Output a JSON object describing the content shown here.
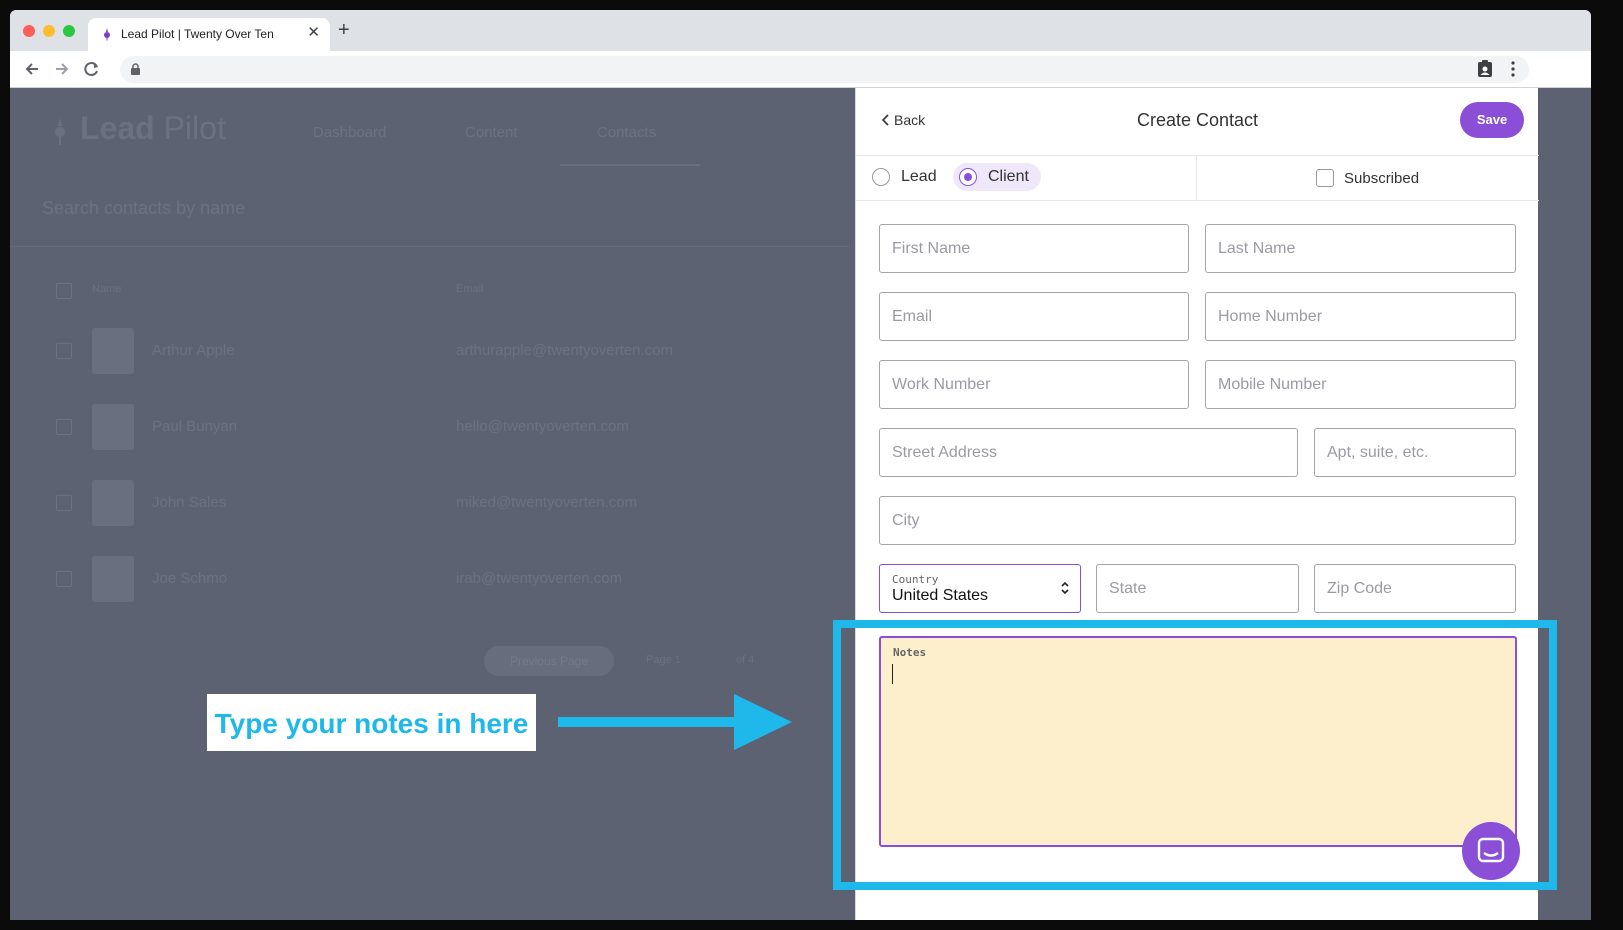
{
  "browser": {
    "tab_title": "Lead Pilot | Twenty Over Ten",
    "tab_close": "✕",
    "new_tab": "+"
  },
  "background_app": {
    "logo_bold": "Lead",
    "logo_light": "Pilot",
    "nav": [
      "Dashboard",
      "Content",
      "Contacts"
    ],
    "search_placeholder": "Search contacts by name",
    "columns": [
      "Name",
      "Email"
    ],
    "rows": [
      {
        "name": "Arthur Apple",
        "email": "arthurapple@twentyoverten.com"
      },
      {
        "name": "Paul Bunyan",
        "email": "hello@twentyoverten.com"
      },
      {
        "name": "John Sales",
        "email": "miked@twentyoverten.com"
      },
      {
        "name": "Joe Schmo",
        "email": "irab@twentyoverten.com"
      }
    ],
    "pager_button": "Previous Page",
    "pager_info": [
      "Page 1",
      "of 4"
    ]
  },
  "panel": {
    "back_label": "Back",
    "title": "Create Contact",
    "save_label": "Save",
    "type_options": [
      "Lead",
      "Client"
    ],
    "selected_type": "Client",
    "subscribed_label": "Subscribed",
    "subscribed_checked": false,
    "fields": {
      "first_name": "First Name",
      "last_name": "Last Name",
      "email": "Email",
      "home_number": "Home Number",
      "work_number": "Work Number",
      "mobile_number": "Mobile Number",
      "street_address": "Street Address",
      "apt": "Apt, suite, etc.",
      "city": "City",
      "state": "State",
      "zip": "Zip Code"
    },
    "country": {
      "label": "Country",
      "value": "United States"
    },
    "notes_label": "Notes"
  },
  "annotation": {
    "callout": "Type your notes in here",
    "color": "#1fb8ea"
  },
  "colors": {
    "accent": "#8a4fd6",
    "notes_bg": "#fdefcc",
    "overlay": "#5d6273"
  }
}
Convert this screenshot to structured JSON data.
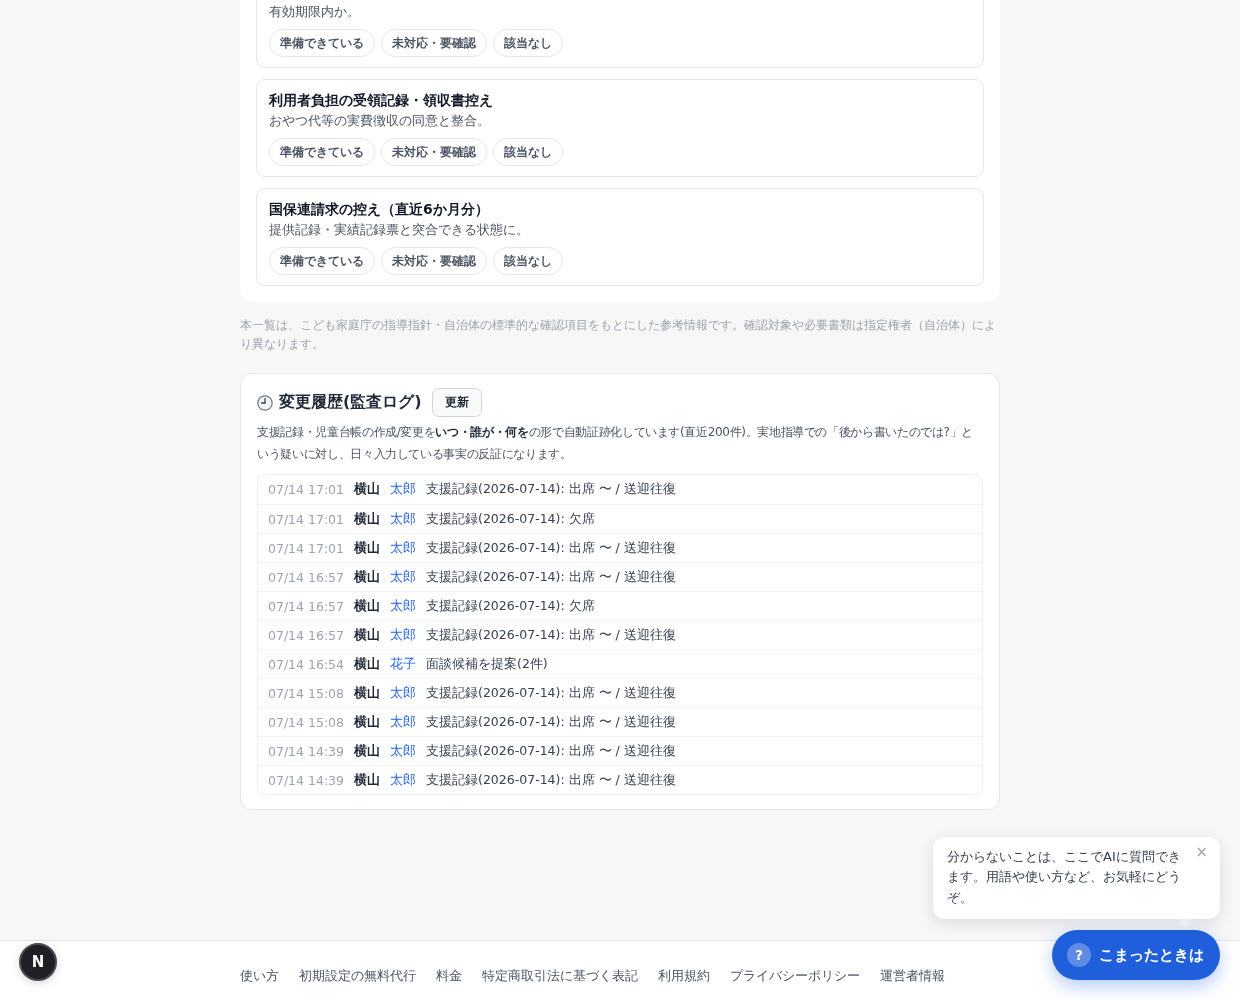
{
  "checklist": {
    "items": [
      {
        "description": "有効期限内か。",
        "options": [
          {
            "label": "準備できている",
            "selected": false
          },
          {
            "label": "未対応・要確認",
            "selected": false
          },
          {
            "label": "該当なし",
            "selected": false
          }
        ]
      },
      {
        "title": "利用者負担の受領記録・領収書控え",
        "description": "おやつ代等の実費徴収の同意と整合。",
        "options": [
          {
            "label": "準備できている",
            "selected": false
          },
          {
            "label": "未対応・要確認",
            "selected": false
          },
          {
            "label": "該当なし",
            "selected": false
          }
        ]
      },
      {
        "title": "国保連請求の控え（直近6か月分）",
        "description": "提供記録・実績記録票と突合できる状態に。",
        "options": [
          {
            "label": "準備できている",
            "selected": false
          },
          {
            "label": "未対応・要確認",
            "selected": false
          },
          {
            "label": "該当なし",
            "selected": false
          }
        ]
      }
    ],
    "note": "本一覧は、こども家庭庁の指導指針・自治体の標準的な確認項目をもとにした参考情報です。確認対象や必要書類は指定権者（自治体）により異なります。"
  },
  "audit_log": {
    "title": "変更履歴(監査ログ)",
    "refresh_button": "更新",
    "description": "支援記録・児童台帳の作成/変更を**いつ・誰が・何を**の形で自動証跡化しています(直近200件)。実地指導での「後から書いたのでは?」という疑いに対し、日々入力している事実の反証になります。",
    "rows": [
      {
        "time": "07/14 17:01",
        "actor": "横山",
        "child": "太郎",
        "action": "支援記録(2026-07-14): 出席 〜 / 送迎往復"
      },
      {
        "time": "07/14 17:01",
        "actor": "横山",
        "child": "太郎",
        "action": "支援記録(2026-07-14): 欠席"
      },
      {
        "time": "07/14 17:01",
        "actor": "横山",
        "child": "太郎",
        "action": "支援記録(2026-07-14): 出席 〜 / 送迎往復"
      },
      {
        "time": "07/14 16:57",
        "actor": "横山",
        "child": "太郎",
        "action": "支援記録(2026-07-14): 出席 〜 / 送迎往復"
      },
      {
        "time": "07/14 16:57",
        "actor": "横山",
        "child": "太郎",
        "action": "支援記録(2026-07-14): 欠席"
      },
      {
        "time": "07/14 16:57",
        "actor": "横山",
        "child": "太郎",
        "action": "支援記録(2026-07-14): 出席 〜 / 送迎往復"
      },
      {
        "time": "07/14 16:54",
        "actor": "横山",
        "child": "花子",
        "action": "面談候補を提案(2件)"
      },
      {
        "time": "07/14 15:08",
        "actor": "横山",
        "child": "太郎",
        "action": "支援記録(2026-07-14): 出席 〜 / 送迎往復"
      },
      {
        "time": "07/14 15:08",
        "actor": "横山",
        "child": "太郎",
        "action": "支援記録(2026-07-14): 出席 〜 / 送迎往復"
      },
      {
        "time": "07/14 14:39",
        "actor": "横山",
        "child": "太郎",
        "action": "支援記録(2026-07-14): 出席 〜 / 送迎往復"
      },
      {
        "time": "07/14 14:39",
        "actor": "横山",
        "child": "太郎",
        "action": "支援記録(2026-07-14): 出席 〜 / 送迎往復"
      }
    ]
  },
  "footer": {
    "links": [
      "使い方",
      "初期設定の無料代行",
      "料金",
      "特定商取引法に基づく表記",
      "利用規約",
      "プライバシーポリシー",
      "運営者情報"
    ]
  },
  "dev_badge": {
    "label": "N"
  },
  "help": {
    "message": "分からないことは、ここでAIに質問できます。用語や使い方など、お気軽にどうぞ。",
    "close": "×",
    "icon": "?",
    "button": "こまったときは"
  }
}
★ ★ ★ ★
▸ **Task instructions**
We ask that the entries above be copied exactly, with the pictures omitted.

▸ **Task output**
Output a JSON object describing the content shown here.
{
  "browser": {
    "tab_title": "Lead Pilot | Twenty Over Ten",
    "tab_close": "✕",
    "new_tab": "+"
  },
  "background_app": {
    "logo_bold": "Lead",
    "logo_light": "Pilot",
    "nav": [
      "Dashboard",
      "Content",
      "Contacts"
    ],
    "search_placeholder": "Search contacts by name",
    "columns": [
      "Name",
      "Email"
    ],
    "rows": [
      {
        "name": "Arthur Apple",
        "email": "arthurapple@twentyoverten.com"
      },
      {
        "name": "Paul Bunyan",
        "email": "hello@twentyoverten.com"
      },
      {
        "name": "John Sales",
        "email": "miked@twentyoverten.com"
      },
      {
        "name": "Joe Schmo",
        "email": "irab@twentyoverten.com"
      }
    ],
    "pager_button": "Previous Page",
    "pager_info": [
      "Page 1",
      "of 4"
    ]
  },
  "panel": {
    "back_label": "Back",
    "title": "Create Contact",
    "save_label": "Save",
    "type_options": [
      "Lead",
      "Client"
    ],
    "selected_type": "Client",
    "subscribed_label": "Subscribed",
    "subscribed_checked": false,
    "fields": {
      "first_name": "First Name",
      "last_name": "Last Name",
      "email": "Email",
      "home_number": "Home Number",
      "work_number": "Work Number",
      "mobile_number": "Mobile Number",
      "street_address": "Street Address",
      "apt": "Apt, suite, etc.",
      "city": "City",
      "state": "State",
      "zip": "Zip Code"
    },
    "country": {
      "label": "Country",
      "value": "United States"
    },
    "notes_label": "Notes"
  },
  "annotation": {
    "callout": "Type your notes in here",
    "color": "#1fb8ea"
  },
  "colors": {
    "accent": "#8a4fd6",
    "notes_bg": "#fdefcc",
    "overlay": "#5d6273"
  }
}
Convert this screenshot to structured JSON data.
{
  "checklist": {
    "items": [
      {
        "description": "有効期限内か。",
        "options": [
          {
            "label": "準備できている",
            "selected": false
          },
          {
            "label": "未対応・要確認",
            "selected": false
          },
          {
            "label": "該当なし",
            "selected": false
          }
        ]
      },
      {
        "title": "利用者負担の受領記録・領収書控え",
        "description": "おやつ代等の実費徴収の同意と整合。",
        "options": [
          {
            "label": "準備できている",
            "selected": false
          },
          {
            "label": "未対応・要確認",
            "selected": false
          },
          {
            "label": "該当なし",
            "selected": false
          }
        ]
      },
      {
        "title": "国保連請求の控え（直近6か月分）",
        "description": "提供記録・実績記録票と突合できる状態に。",
        "options": [
          {
            "label": "準備できている",
            "selected": false
          },
          {
            "label": "未対応・要確認",
            "selected": false
          },
          {
            "label": "該当なし",
            "selected": false
          }
        ]
      }
    ],
    "note": "本一覧は、こども家庭庁の指導指針・自治体の標準的な確認項目をもとにした参考情報です。確認対象や必要書類は指定権者（自治体）により異なります。"
  },
  "audit_log": {
    "title": "変更履歴(監査ログ)",
    "refresh_button": "更新",
    "description": "支援記録・児童台帳の作成/変更を**いつ・誰が・何を**の形で自動証跡化しています(直近200件)。実地指導での「後から書いたのでは?」という疑いに対し、日々入力している事実の反証になります。",
    "rows": [
      {
        "time": "07/14 17:01",
        "actor": "横山",
        "child": "太郎",
        "action": "支援記録(2026-07-14): 出席 〜 / 送迎往復"
      },
      {
        "time": "07/14 17:01",
        "actor": "横山",
        "child": "太郎",
        "action": "支援記録(2026-07-14): 欠席"
      },
      {
        "time": "07/14 17:01",
        "actor": "横山",
        "child": "太郎",
        "action": "支援記録(2026-07-14): 出席 〜 / 送迎往復"
      },
      {
        "time": "07/14 16:57",
        "actor": "横山",
        "child": "太郎",
        "action": "支援記録(2026-07-14): 出席 〜 / 送迎往復"
      },
      {
        "time": "07/14 16:57",
        "actor": "横山",
        "child": "太郎",
        "action": "支援記録(2026-07-14): 欠席"
      },
      {
        "time": "07/14 16:57",
        "actor": "横山",
        "child": "太郎",
        "action": "支援記録(2026-07-14): 出席 〜 / 送迎往復"
      },
      {
        "time": "07/14 16:54",
        "actor": "横山",
        "child": "花子",
        "action": "面談候補を提案(2件)"
      },
      {
        "time": "07/14 15:08",
        "actor": "横山",
        "child": "太郎",
        "action": "支援記録(2026-07-14): 出席 〜 / 送迎往復"
      },
      {
        "time": "07/14 15:08",
        "actor": "横山",
        "child": "太郎",
        "action": "支援記録(2026-07-14): 出席 〜 / 送迎往復"
      },
      {
        "time": "07/14 14:39",
        "actor": "横山",
        "child": "太郎",
        "action": "支援記録(2026-07-14): 出席 〜 / 送迎往復"
      },
      {
        "time": "07/14 14:39",
        "actor": "横山",
        "child": "太郎",
        "action": "支援記録(2026-07-14): 出席 〜 / 送迎往復"
      }
    ]
  },
  "footer": {
    "links": [
      "使い方",
      "初期設定の無料代行",
      "料金",
      "特定商取引法に基づく表記",
      "利用規約",
      "プライバシーポリシー",
      "運営者情報"
    ]
  },
  "dev_badge": {
    "label": "N"
  },
  "help": {
    "message": "分からないことは、ここでAIに質問できます。用語や使い方など、お気軽にどうぞ。",
    "close": "×",
    "icon": "?",
    "button": "こまったときは"
  }
}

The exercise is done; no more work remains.